Having an understanding of these differences between is pivotal in understanding what will serve your needs most effectively. In any life coach training you decide to pursue, the course should help make perfectly clear what the distinction is between coaching and mentoring.
So, what are the main differences?
Advice and Method #
While coaching and mentoring relationships are both based on mutual trust, they differ in their dynamic and approach.
Coaching operates on the premise that each of us is inherently whole and has the answers within us. It is generally also based on the idea that the coach doesn’t have to be an expert in the specific industry, company or area of interest a client may be involved in.
As such, a coach offers a space for someone to find their own answers and ways forward with the coach acting as a catalyst for this discovery through questions, reflections and feedback. The coach is at all times non-judgemental of the client, their views, lifestyle and aspirations. Together with a coach you can expect to set goals or explore key outcomes and, from there, take a journey of discovery. A good way of looking at a coach is to think of someone holding a mirror up to you and therefore allowing you to get to know yourself better.
Mentoring, in contrast, usually takes a more hands-on, directive approach to the client’s advancement. Traditionally, mentors were assigned within a company to help newer employees, or those in a new role, learn the ropes. A mentor will generally have more knowledge, skills, and experience in their particular field than the person they are mentoring, and they share this wisdom openly. They may also help their mentee develop key industry contacts, identify specific helpful resources, and explore and advise around careers. The critical thing here is that you are expecting greater experience, knowledge, guidance and advice from a mentor. There is also a clear, if sometimes informal, sense of authority in a mentoring relationship.
When exploring the difference between coaching and mentoring, it’s worth remembering that one is not inherently better than one another. Indeed, it’s possible to have a coach who serves the role of both coach and mentor. In fact, the coaches-in-training through Animas receive mentoring sessions with our Animas coach mentors to pull on the knowledge that they have accumulated over years of coaching, so we know from experience that there can be a really beneficial overlap between the two.
It’s important, however, for both parties to have a clear understanding from the outset about what form the relationship will take, what the goals are, and even be clear which of the two ‘hats’ – coaching or mentoring – is being worn during individual sessions.
Length Of Relationship #
Another difference between coaching and mentoring lies in the duration of the relationship.

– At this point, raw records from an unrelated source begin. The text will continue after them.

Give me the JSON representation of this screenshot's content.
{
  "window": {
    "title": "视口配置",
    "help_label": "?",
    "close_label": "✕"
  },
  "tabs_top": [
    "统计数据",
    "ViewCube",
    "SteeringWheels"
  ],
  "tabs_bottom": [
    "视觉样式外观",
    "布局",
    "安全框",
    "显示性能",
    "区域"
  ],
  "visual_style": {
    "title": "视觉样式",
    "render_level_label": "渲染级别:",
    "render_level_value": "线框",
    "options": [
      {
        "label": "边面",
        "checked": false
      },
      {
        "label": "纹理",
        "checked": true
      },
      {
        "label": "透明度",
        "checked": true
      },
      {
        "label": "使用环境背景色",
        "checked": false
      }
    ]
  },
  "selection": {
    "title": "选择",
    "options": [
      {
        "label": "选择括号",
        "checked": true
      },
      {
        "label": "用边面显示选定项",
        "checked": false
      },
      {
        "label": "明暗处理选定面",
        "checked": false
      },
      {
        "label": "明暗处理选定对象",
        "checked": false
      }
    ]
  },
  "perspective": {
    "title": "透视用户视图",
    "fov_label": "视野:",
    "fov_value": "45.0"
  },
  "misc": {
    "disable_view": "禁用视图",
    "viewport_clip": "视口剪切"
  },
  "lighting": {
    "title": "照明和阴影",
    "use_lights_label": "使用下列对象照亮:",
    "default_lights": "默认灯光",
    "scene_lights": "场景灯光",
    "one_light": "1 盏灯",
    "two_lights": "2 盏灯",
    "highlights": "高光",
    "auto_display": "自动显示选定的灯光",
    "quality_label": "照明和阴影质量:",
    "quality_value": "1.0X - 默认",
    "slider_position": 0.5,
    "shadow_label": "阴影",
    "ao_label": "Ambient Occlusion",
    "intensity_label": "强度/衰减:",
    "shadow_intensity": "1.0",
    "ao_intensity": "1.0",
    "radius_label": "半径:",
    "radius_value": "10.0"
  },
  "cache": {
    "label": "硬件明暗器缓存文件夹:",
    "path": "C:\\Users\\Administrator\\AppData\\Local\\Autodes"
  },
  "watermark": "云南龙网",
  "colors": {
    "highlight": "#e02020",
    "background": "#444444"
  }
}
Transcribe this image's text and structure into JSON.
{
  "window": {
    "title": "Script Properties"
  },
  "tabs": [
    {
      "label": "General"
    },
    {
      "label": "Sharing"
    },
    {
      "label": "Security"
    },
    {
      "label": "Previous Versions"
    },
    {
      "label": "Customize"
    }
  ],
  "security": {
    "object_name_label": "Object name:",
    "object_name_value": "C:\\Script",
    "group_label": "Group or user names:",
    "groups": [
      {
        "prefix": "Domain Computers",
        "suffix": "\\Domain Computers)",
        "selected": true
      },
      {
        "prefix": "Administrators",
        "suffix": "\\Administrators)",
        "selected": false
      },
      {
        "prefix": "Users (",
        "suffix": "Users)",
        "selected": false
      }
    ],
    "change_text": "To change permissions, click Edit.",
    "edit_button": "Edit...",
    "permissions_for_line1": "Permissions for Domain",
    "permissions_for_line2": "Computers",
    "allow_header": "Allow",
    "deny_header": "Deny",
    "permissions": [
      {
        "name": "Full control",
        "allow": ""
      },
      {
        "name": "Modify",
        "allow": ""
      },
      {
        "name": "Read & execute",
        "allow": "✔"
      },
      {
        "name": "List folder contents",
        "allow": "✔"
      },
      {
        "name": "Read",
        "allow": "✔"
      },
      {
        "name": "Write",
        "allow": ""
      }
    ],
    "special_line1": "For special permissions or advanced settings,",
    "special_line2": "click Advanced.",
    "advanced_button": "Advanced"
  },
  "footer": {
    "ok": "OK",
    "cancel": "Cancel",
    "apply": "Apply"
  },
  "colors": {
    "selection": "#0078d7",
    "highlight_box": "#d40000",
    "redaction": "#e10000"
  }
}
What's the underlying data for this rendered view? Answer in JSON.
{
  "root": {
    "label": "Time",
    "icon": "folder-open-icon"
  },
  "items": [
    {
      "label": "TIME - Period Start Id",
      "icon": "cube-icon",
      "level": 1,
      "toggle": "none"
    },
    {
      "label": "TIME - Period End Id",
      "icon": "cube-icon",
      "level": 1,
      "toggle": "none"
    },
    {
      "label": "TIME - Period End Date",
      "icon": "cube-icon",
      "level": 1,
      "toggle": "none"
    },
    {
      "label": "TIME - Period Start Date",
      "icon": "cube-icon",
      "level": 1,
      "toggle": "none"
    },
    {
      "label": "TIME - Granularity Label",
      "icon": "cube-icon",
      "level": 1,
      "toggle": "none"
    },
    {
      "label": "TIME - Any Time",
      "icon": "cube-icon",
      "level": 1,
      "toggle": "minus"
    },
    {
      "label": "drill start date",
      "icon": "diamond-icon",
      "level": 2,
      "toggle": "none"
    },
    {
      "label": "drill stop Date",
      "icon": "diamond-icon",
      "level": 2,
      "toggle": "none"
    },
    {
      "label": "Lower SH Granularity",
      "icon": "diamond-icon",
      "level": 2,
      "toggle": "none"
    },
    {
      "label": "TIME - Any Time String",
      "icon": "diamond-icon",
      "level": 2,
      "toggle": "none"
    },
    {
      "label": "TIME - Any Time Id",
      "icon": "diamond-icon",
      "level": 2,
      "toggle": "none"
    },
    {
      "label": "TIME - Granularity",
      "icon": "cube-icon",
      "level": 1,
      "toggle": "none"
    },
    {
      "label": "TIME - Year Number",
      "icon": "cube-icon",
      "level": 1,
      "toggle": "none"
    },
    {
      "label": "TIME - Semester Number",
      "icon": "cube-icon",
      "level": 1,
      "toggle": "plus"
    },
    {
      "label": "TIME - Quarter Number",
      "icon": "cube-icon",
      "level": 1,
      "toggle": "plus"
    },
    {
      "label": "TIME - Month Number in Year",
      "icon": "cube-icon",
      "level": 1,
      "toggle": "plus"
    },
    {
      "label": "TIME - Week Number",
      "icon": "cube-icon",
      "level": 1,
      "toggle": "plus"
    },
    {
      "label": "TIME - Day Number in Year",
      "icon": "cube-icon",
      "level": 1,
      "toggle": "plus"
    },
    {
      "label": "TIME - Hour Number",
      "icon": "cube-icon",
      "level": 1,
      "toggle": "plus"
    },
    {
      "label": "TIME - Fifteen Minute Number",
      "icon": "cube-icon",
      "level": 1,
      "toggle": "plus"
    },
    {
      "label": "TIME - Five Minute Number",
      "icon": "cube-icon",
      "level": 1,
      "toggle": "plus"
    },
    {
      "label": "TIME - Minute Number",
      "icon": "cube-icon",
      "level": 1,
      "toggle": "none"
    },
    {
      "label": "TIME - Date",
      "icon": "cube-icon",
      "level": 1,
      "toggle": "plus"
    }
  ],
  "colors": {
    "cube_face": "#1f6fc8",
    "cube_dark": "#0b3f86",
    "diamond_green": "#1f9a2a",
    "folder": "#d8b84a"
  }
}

Coaching can last as long as the coach and client feel it is beneficial but in practice coaching tends to be a relatively short-term process, often consisting of 6-10 sessions.
Mentoring on the other hand can last for years. It tends to be informal and free based on the desire to make use of their experience.

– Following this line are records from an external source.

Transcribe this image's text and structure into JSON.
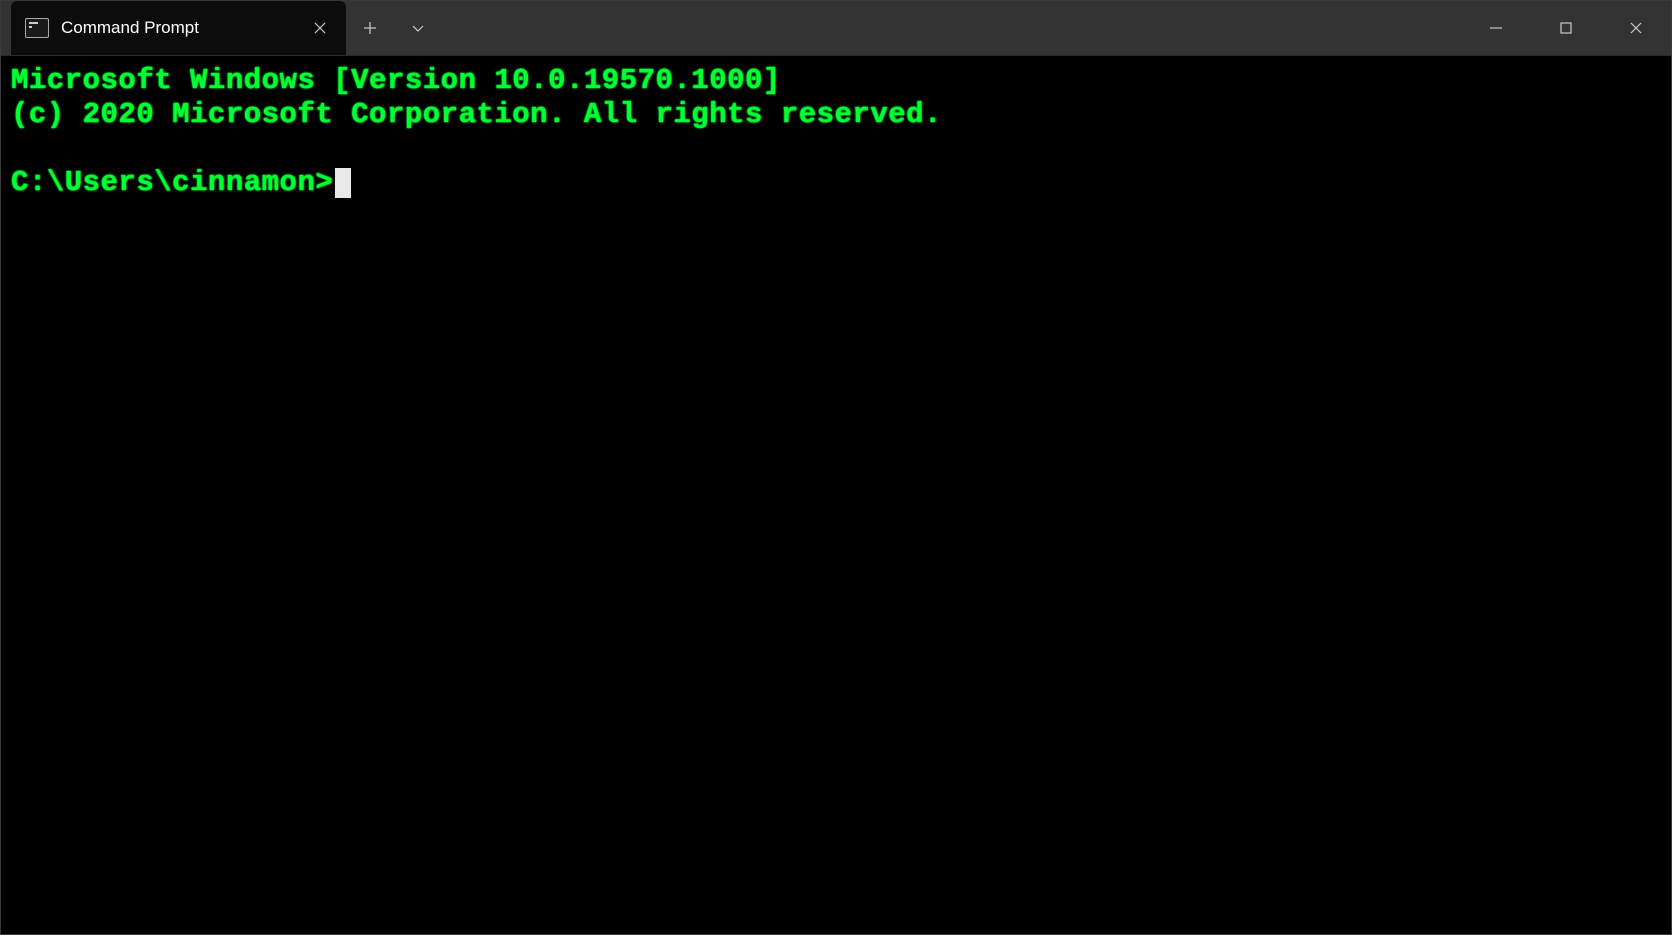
{
  "window": {
    "tab": {
      "title": "Command Prompt"
    }
  },
  "terminal": {
    "line1": "Microsoft Windows [Version 10.0.19570.1000]",
    "line2": "(c) 2020 Microsoft Corporation. All rights reserved.",
    "blank": "",
    "prompt": "C:\\Users\\cinnamon>",
    "text_color": "#00ff33",
    "background_color": "#000000"
  }
}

In recent, mentoring has taken on a professional status with business mentors charging substantial fees for their support. However, in this article we are referring more to traditional forms of mentoring.
Why Consider Using A Coach #

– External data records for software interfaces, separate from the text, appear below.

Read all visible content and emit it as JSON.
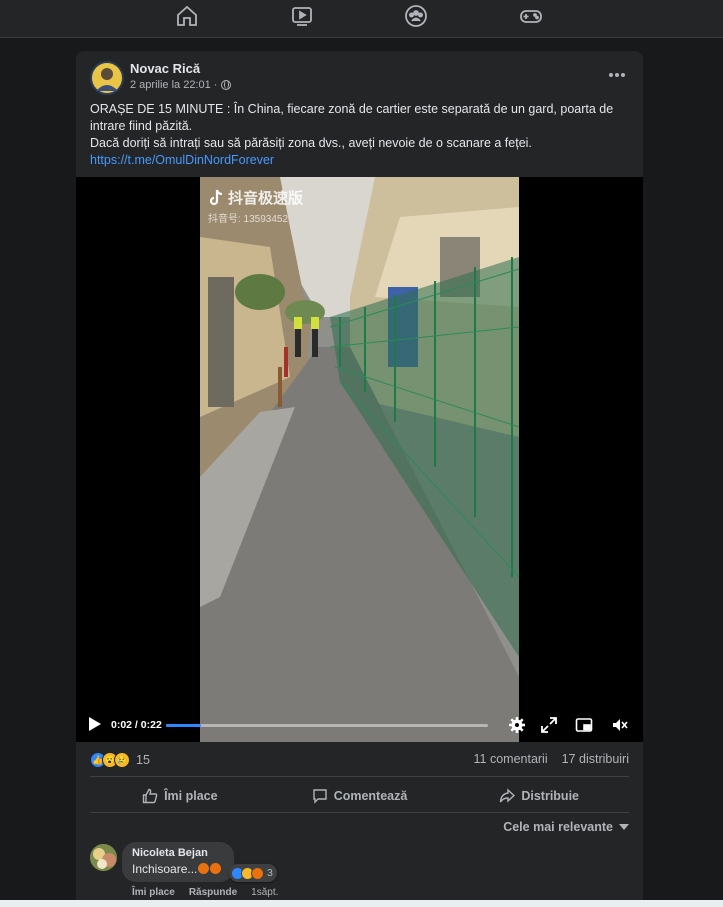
{
  "nav": {
    "icons": [
      "home-icon",
      "watch-icon",
      "groups-icon",
      "gaming-icon"
    ]
  },
  "post": {
    "author": "Novac Rică",
    "timestamp": "2 aprilie la 22:01 ·",
    "text_line1": "ORAȘE DE 15 MINUTE : În China, fiecare zonă de cartier este separată de un gard, poarta de intrare fiind păzită.",
    "text_line2": "Dacă doriți să intrați sau să părăsiți zona dvs., aveți nevoie de o scanare a feței.",
    "link": "https://t.me/OmulDinNordForever"
  },
  "video": {
    "watermark": "抖音极速版",
    "watermark_id": "抖音号: 13593452",
    "time": "0:02 / 0:22",
    "progress": 0.11
  },
  "stats": {
    "reaction_count": "15",
    "comments": "11 comentarii",
    "shares": "17 distribuiri"
  },
  "actions": {
    "like": "Îmi place",
    "comment": "Comentează",
    "share": "Distribuie"
  },
  "sort_label": "Cele mai relevante",
  "comment": {
    "author": "Nicoleta Bejan",
    "text": "Inchisoare...",
    "reaction_count": "3",
    "like": "Îmi place",
    "reply": "Răspunde",
    "age": "1săpt."
  },
  "colors": {
    "accent": "#2d88ff",
    "link": "#4599ff",
    "card_bg": "#242526",
    "page_bg": "#18191a"
  }
}
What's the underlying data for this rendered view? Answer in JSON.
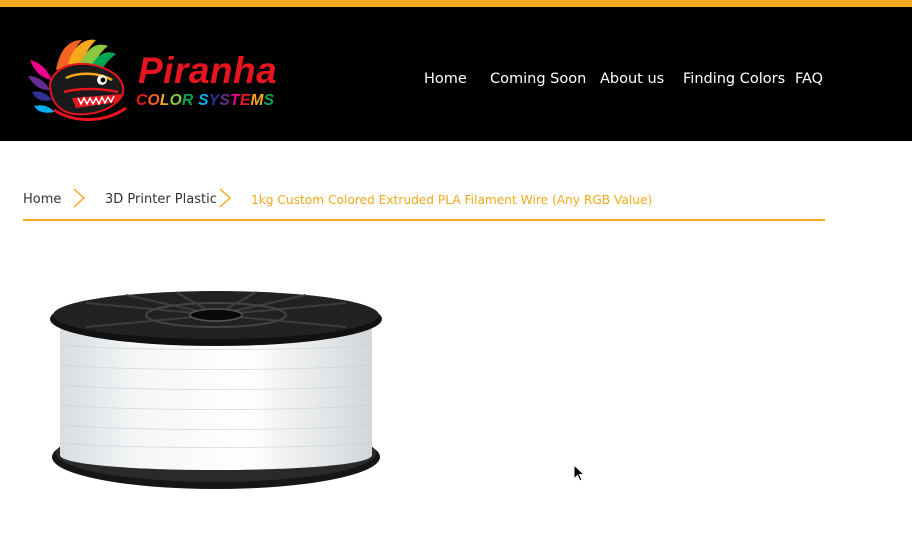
{
  "brand": {
    "name": "Piranha",
    "tagline": "COLOR SYSTEMS",
    "tagline_colors": [
      "#e11b22",
      "#f26522",
      "#f7a81b",
      "#8dc63f",
      "#00a651",
      "#00aeef",
      "#2e3192",
      "#662d91",
      "#ec008c",
      "#e11b22",
      "#f7a81b",
      "#00a651",
      "#00aeef"
    ]
  },
  "nav": {
    "items": [
      {
        "label": "Home"
      },
      {
        "label": "Coming Soon"
      },
      {
        "label": "About us"
      },
      {
        "label": "Finding Colors"
      },
      {
        "label": "FAQ"
      }
    ]
  },
  "breadcrumb": {
    "items": [
      {
        "label": "Home"
      },
      {
        "label": "3D Printer Plastic"
      },
      {
        "label": "1kg Custom Colored Extruded PLA Filament Wire (Any RGB Value)"
      }
    ]
  },
  "colors": {
    "accent": "#f4a81d",
    "header_bg": "#000000",
    "nav_text": "#ffffff",
    "logo_red": "#e8141e"
  },
  "product": {
    "image_icon": "filament-spool-icon"
  }
}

So we have established that both mentoring and coaching relationships can be beneficial for an individual based on their needs, but why should you consider a coach over a mentor?
Well, firstly, the limitations around mentoring are that it is based on the knowledge and skills of the mentor. This means that you can’t necessarily take any problem to the same mentor, because often their knowledge and experience are very specific. However, a coach will be able to help you explore whatever is coming up for you since they are not a subject matter expert but an expert as facilitating your thinking.
If you have a specific personal problem that needs an impartial eye, non-judgemental reflection and room to allow change, then a coach can be the answer. Similarly, if your organisation is experiencing gaps between the talent they have and the talent they need, then a workplace coach might be useful.
Ultimately, finding the right coach or mentor for you can be invaluable for the future, so it is important to have an understanding of what both dynamics will offer you, and getting clear on what you are looking for from the relationship.
If you decide that you would like to find yourself a coach, this article around how to find a life coach should be helpful in addressing some of the key things to consider when beginning your search for a coach that is right for you.